British Museum: I am Ashurbanipal, king of the world, king of Assyria.
A review by Klara Hegedus.
This exhibition highlights Ashurbanipal, who became King of Assyria, the largest empire in the world, in 669 BCE.
The themes of his reign are familiar. A fatal feud with a brother, espionage, war, fine artefacts and eventual collapse. It is also familiar as it left primary sources, details of scholarship, information flow and details of trade.
A Curator’s Commentary, lasting approximately 45 minutes, which discusses the content of the exhibition is available on iTunes for £2.99. There is also a detailed and comprehensive exhibition book [Editor’s Note: there are also Ashurbanipal socks, which I want for Christmas!]. This piece concentrates on the exhibition itself.
Museums need to make their content accessible and interesting to the modern visitor. They need to attract visitors and get them to return.
This exhibition is held in a spacious area within the Sainsbury Wing of the British Museum. There is plenty of space for large crowds and it is accessible to people with limited mobility.
The room has high ceilings and these allow plenty of space for the very large friezes that show stories of battles and campaigns, much in the style of the columns of Marcus Aurelius and Trajan. The carving is incredibly detailed and crisp. Details can be seen of the fabric of costumes, the muscles of men and animals and the fish in the rivers depicted in many of them. There is room to step back and take in the full extent of what is being looked at. In some areas there are benches so that people can sit and reflect.
The curation has included evidence of Ashurbanipal seeing himself as a scholar. His depictions on friezes show him with a stylus in his belt. Learning was important to him and one of the displays cites a letter he wrote extolling his own skills in this area. Clay tablets are included, which the exhibition states are in the king’s own writing, in Cuneiform.
There is an astounding display, almost floor to ceiling, showing clay tablets of contemporary writing. Ashurbanipal inherited a very large library and built it up further himself, with both reference books and epics such as that of Gilgamesh.
The exhibition uses projectors, which project colour onto the now plain tablets and give us an idea of what they originally looked like. This makes them seem real and more understandable. It is also attractive.
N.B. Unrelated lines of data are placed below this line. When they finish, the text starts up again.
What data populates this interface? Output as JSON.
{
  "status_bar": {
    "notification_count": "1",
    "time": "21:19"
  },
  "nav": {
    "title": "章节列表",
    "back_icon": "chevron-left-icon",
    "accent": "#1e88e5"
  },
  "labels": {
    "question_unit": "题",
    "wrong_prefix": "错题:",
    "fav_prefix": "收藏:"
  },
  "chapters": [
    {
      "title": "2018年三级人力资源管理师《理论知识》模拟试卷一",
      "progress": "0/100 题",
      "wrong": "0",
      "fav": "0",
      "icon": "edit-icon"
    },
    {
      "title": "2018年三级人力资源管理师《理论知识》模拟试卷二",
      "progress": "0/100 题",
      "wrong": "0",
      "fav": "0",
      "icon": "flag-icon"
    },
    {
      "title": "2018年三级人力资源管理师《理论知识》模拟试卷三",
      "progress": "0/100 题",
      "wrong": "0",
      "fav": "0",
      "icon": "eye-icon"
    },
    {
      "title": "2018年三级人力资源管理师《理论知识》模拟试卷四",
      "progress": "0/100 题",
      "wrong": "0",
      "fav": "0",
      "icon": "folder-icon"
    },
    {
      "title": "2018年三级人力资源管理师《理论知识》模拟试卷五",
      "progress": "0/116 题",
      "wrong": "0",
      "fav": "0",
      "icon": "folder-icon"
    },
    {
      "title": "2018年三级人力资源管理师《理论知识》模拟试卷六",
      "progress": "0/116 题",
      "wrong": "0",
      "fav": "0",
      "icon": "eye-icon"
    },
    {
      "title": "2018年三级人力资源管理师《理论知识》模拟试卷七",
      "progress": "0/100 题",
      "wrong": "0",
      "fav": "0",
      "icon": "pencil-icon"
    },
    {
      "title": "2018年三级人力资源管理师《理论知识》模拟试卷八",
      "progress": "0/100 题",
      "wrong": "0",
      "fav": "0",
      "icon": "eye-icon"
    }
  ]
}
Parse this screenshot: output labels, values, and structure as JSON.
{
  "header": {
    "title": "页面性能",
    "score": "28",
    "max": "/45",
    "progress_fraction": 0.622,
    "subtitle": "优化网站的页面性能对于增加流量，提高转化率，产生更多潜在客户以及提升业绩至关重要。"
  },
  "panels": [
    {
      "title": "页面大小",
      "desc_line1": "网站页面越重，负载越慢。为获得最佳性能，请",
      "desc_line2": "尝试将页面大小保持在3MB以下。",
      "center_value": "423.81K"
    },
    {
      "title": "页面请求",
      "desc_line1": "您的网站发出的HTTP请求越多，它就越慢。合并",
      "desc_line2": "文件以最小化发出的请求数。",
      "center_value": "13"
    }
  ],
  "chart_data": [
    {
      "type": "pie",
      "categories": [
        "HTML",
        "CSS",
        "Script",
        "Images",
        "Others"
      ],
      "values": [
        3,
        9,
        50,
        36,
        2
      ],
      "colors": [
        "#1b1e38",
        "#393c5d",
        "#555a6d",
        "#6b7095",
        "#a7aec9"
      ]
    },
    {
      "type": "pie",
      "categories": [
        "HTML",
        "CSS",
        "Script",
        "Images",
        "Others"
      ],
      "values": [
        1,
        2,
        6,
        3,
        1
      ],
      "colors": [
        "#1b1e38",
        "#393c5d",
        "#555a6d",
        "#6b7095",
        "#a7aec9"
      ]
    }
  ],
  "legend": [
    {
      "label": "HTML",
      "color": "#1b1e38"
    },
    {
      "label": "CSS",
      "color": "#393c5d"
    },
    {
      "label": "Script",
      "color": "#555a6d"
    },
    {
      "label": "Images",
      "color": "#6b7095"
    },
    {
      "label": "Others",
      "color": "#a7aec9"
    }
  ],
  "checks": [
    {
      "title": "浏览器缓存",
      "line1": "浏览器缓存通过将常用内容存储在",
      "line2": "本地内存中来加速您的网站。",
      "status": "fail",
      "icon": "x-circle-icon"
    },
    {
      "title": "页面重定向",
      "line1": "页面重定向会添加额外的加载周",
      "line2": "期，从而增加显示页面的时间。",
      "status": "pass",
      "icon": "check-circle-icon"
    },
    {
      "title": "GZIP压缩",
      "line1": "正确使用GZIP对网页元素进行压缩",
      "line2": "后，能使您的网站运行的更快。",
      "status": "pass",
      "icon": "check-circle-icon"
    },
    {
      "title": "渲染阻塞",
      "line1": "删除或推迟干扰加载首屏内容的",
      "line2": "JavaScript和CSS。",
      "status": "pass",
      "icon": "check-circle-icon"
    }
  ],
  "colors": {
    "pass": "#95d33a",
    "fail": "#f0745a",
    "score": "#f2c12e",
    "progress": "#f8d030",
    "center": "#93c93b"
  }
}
The most impressive exhibit is a huge frieze of the battle of Til-Tuba. This depicts, in incredible detail, the events of a war, the deaths that ensued and the terrible retribution inflicted by the victors. To allow enhanced understanding, surtitles of what is happening are displayed sequentially. When enough time has elapsed for the viewer to read them, the relevant carvings are “filled” with projected white light which highlights exactly where they are. There is also a soundtrack of appropriate sounds to meet each one. People were watching and then kept glancing up to see if the new surtitles were displayed yet. The exhibition manages to get across a sense of excitement to the viewer – the effect is almost like watching a film.
A large part of the exhibition consists of culture and trade information and this is accompanied by evocative, gentle music. Whilst helpful, the music is not crucial and a person with a hearing impairment would not lose vital information.
When Ashurbanipal died in around 631 BCE, the empire soon collapsed. Possibly, there were insufficient infrastructure and communications to make it governable when it grew beyond a certain point. There is silent video of dust-clouds, maybe from collapsed buildings, or maybe it is smoke from sacked towns, but this adds a further sensory detail and evokes the collapse of the empire.
As the visitor leaves, they walk through a separate corridor, where a video shows the damage that Daesh did to the site during recent years. After that, we see interviews of some of the current archaeologists, all female (in the video I saw) who are bravely and actively seeking to restore the site and museum that have been lost. They inspired and gave a sense of hope.
The final exhibit shows the work being done to piece together the fragments of tablets which still require work. The visitor is even encouraged to learn Cuneiform and take part in the next stage of archaeological development.
The exhibition was fascinating, relevant, surprising and inspiring. I thoroughly recommend it!
Klara Hegedus is a student on the Open University MA in Classical Studies.